“What can I get for ya?” Tony Silvoy shouted across a barrier stacked high with every type of chip, doodle and cracker imaginable. Behind the wall of grease and salt was a bald floating head with thick-framed glasses and a wide smile. A boy in line, decked out head-to-toe in Lehigh apparel, spoke up.
“I’ll take a Strugglebus, please.”
To an outsider, the exchange would sound like gibberish. The fluorescent menu behind the counter bears no such name. But to a Lehigh student, it’s an ordinary occurrence. Within minutes, the student was biting into a bacon, ham and cheddar jack cheese sandwich.
The Goosey Gander Deli, more commonly known as The Goose, has been one of Lehigh’s staple lunch destinations for almost 37 years. As the community has grown and transformed around the Fourth Street deli, The Goose’s presence has remained practice.
“We haven’t changed at all since 1979,” said Tony, owner of The Goose, though he prefers to simply be called a “sandwich maker.”
“We’ve been making sandwiches since the day we opened, and that’s what we continue to do to this day.”
The Goose has evolved, if only slightly. Several years ago, Tony introduced an option for customers to tweet their orders to @thegoosemen, which he said has definitely helped business.
“If people are in a hurry, they’re in and out in no time,” Tony said. “I’m glad Domino’s, after four and a half years, finally caught up to the small businesses.”
Since 2007, student clubs and organizations have teamed up with the deli to “Keep the Goose Open Late” in order to fundraise for their philanthropies. A man who loves to help the community in any way possible, Tony rarely denies a request to keep the deli open late.
“We used to fundraise with the student groups during the day during normal lunch hours, but we didn’t know who were our friends and who were friends of the organization,” Tony said. “So we started keeping it open late instead.”
The organizations sponsor keeping The Goose open after regular hours from 4 to 7 p.m., and their members either help to prepare and serve the food or draw in a crowd. At the end of the night, the student groups receive a percentage of the proceeds, but the exact amount varies based on the amount of money raised within the three hours.
“The sandwiches are a good price, and it’s a fun place to be,” said Sarah Segovia, ’17, taking her best guess as to what the secret may be. “There’s Lehigh paraphernalia everywhere, and Tony is the man.”
Deb Silvoy, Tony’s wife and the matriarch of the business, thinks she might know the reason for The Goose’s popularity.
“I think the friendly faces and good costumer relations are what keep people coming back,” she said. “A lot of times you go into restaurants and people aren’t smiling, people aren’t talking and sometimes they’re just outright nasty. Tony and I personally steer toward the places where people are nice to us, so that’s why we try to be inviting to everyone who comes in.”

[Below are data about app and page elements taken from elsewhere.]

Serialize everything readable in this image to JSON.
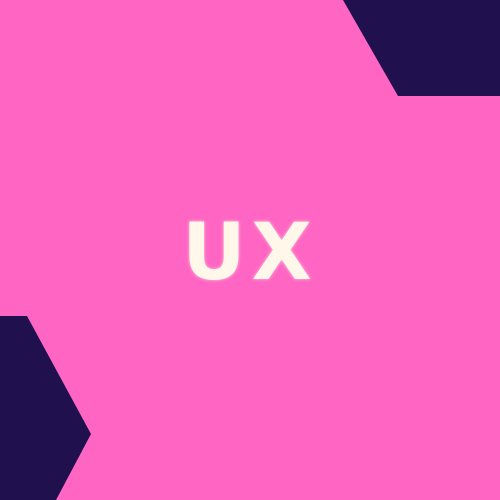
{
  "graphic": {
    "text": "UX",
    "background_color": "#ff66c4",
    "accent_color": "#21104e",
    "text_color": "#fff7ea"
  }
}
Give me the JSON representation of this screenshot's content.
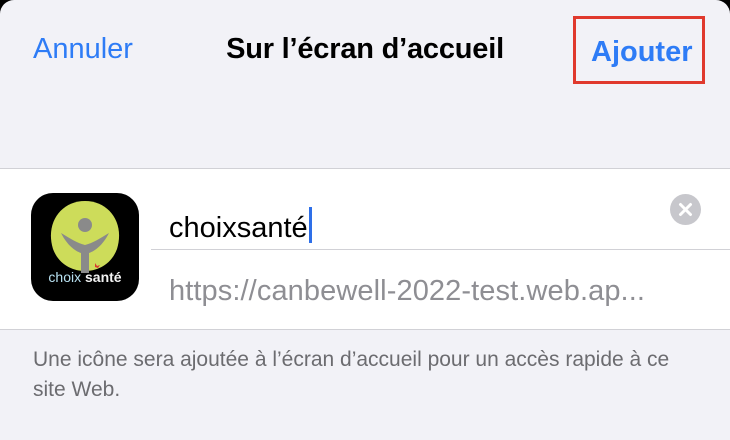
{
  "navbar": {
    "cancel_label": "Annuler",
    "title": "Sur l’écran d’accueil",
    "add_label": "Ajouter"
  },
  "app": {
    "icon_text_part1": "choix ",
    "icon_text_part2": "santé",
    "name_value": "choixsanté",
    "url_value": "https://canbewell-2022-test.web.ap..."
  },
  "footer": {
    "note": "Une icône sera ajoutée à l’écran d’accueil pour un accès rapide à ce site Web."
  },
  "colors": {
    "accent": "#2e7cf6",
    "highlight_border": "#e0392d",
    "icon_leaf": "#cddc5a"
  },
  "icons": {
    "clear": "clear-circle-icon",
    "app": "choix-sante-app-icon"
  }
}
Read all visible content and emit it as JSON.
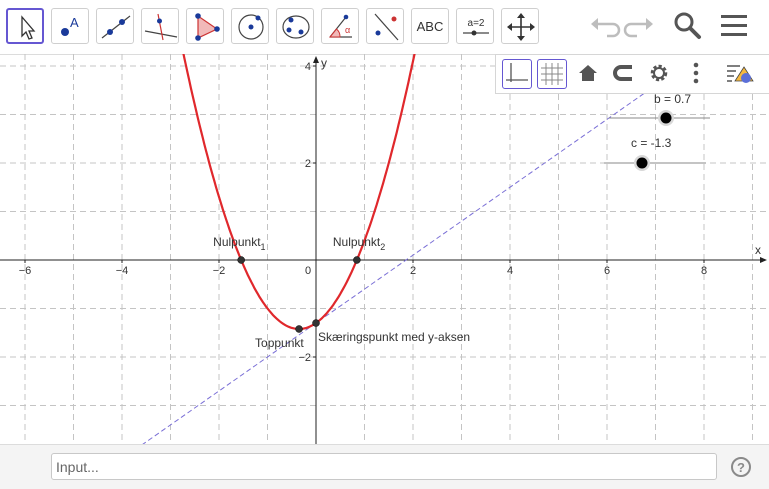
{
  "toolbar": {
    "tools": [
      {
        "id": "move",
        "icon": "move-pointer-icon"
      },
      {
        "id": "point",
        "icon": "point-icon",
        "label": "A"
      },
      {
        "id": "line",
        "icon": "line-icon"
      },
      {
        "id": "perpendicular",
        "icon": "perpendicular-line-icon"
      },
      {
        "id": "polygon",
        "icon": "polygon-icon"
      },
      {
        "id": "circle",
        "icon": "circle-center-point-icon"
      },
      {
        "id": "conic",
        "icon": "conic-icon"
      },
      {
        "id": "angle",
        "icon": "angle-icon"
      },
      {
        "id": "reflect",
        "icon": "reflect-about-line-icon"
      },
      {
        "id": "text",
        "icon": "text-icon",
        "label": "ABC"
      },
      {
        "id": "slider",
        "icon": "slider-icon",
        "label": "a=2"
      },
      {
        "id": "move-view",
        "icon": "move-graphics-view-icon"
      }
    ]
  },
  "graphics": {
    "axes": {
      "x_label": "x",
      "y_label": "y",
      "x_ticks": [
        "−6",
        "−4",
        "−2",
        "0",
        "2",
        "4",
        "6",
        "8"
      ],
      "y_ticks": [
        "4",
        "2",
        "−2"
      ]
    },
    "points": {
      "nulpunkt1": {
        "label": "Nulpunkt",
        "sub": "1"
      },
      "nulpunkt2": {
        "label": "Nulpunkt",
        "sub": "2"
      },
      "toppunkt": {
        "label": "Toppunkt"
      },
      "skaering": {
        "label": "Skæringspunkt med y-aksen"
      }
    },
    "sliders": {
      "b": {
        "label": "b = 0.7",
        "value": 0.7
      },
      "c": {
        "label": "c = -1.3",
        "value": -1.3
      }
    },
    "colors": {
      "curve": "#e0282c",
      "tangent": "#7a6fd6",
      "accent": "#6557d2"
    }
  },
  "input": {
    "placeholder": "Input..."
  },
  "help": {
    "label": "?"
  }
}
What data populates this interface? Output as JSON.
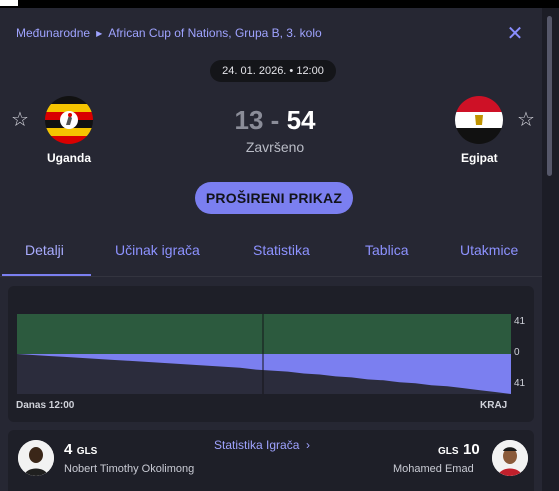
{
  "breadcrumb": {
    "category": "Međunarodne",
    "competition": "African Cup of Nations, Grupa B, 3. kolo"
  },
  "match": {
    "datetime": "24. 01. 2026. • 12:00",
    "home_team": "Uganda",
    "away_team": "Egipat",
    "home_score": "13",
    "separator": "-",
    "away_score": "54",
    "status": "Završeno"
  },
  "actions": {
    "expand_label": "PROŠIRENI PRIKAZ"
  },
  "tabs": [
    {
      "label": "Detalji",
      "active": true
    },
    {
      "label": "Učinak igrača",
      "active": false
    },
    {
      "label": "Statistika",
      "active": false
    },
    {
      "label": "Tablica",
      "active": false
    },
    {
      "label": "Utakmice",
      "active": false
    }
  ],
  "momentum": {
    "axis_top": "41",
    "axis_mid": "0",
    "axis_bottom": "41",
    "start_label": "Danas 12:00",
    "end_label": "KRAJ"
  },
  "chart_data": {
    "type": "area",
    "title": "",
    "xlabel": "",
    "ylabel": "",
    "x_start_label": "Danas 12:00",
    "x_end_label": "KRAJ",
    "ylim": [
      -41,
      41
    ],
    "ytick_labels": [
      "41",
      "0",
      "41"
    ],
    "midline": "halftime",
    "series": [
      {
        "values": [
          0,
          -1,
          -2,
          -3,
          -4,
          -5,
          -6,
          -7,
          -8,
          -9,
          -10,
          -11,
          -12,
          -13,
          -14,
          -16,
          -17,
          -18,
          -20,
          -21,
          -23,
          -24,
          -26,
          -27,
          -29,
          -30,
          -32,
          -33,
          -35,
          -37,
          -39,
          -41
        ]
      }
    ],
    "colors": {
      "home": "#2c5a3e",
      "away": "#7b7ff0"
    }
  },
  "top_players": {
    "link_label": "Statistika Igrača",
    "home": {
      "goals": "4",
      "unit": "GLS",
      "name": "Nobert Timothy Okolimong"
    },
    "away": {
      "goals": "10",
      "unit": "GLS",
      "name": "Mohamed Emad"
    }
  },
  "colors": {
    "accent": "#7b7ff0",
    "panel": "#262733",
    "background": "#1c1d26"
  }
}
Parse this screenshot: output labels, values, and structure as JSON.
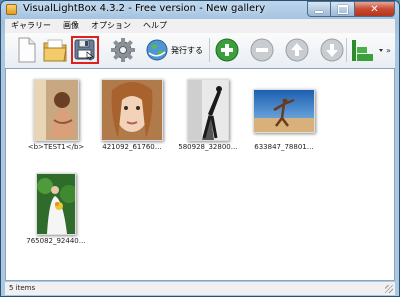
{
  "window": {
    "title": "VisualLightBox 4.3.2 - Free version - New gallery"
  },
  "menu": {
    "items": [
      "ギャラリー",
      "画像",
      "オプション",
      "ヘルプ"
    ]
  },
  "toolbar": {
    "publish_label": "発行する"
  },
  "gallery": {
    "items": [
      {
        "label": "<b>TEST1</b>"
      },
      {
        "label": "421092_61760…"
      },
      {
        "label": "580928_32800…"
      },
      {
        "label": "633847_78801…"
      },
      {
        "label": "765082_92440…"
      }
    ]
  },
  "status": {
    "text": "5 items"
  },
  "colors": {
    "highlight": "#e02020",
    "accent_green": "#3aa13a"
  }
}
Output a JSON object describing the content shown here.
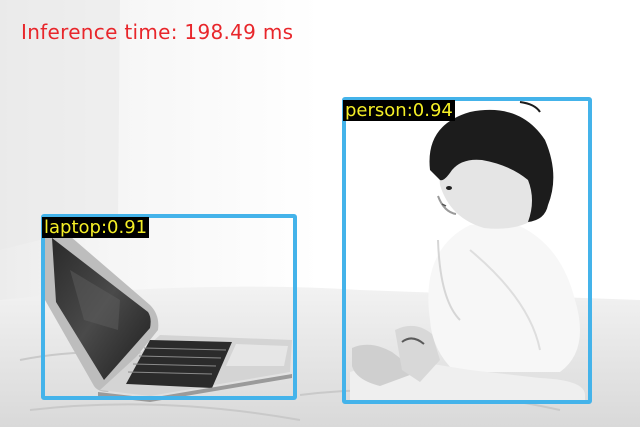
{
  "inference": {
    "text": "Inference time: 198.49 ms"
  },
  "detections": [
    {
      "label": "laptop:0.91"
    },
    {
      "label": "person:0.94"
    }
  ],
  "colors": {
    "box": "#44b3ea",
    "label_text": "#f4ee26",
    "label_bg": "#000000",
    "inference_text": "#e8262b"
  }
}
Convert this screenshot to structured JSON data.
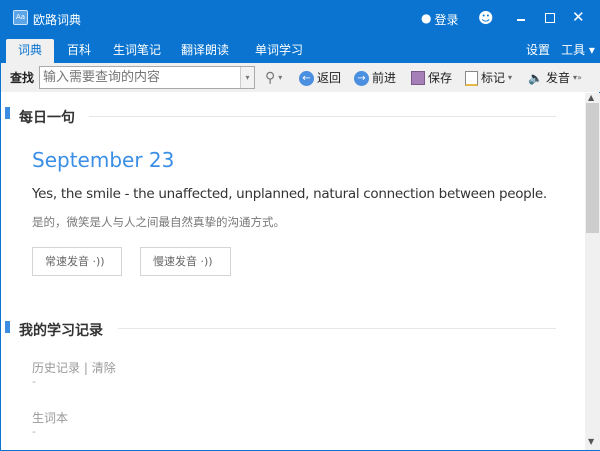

Tony’s booming greeting to every person who walks through the door contributes to the atmosphere, as well as the way he refers to every costumer as his “friend” with utter genuineness. The existence of a secret menu, filled with sandwiches as unique as their names — Krabby Patties, Anakins and Wambulances make up the group, among dozens of others.
When asked about the not-so-well-kept secret, Tony gave little up.
“I have no idea what you’re talking about,” Tony said with a wink. “What secret menu?”
This story is the first in a series of restaurant staples around Lehigh’s campus. Next week’s issue will feature Sal’s Brick Oven Pizza.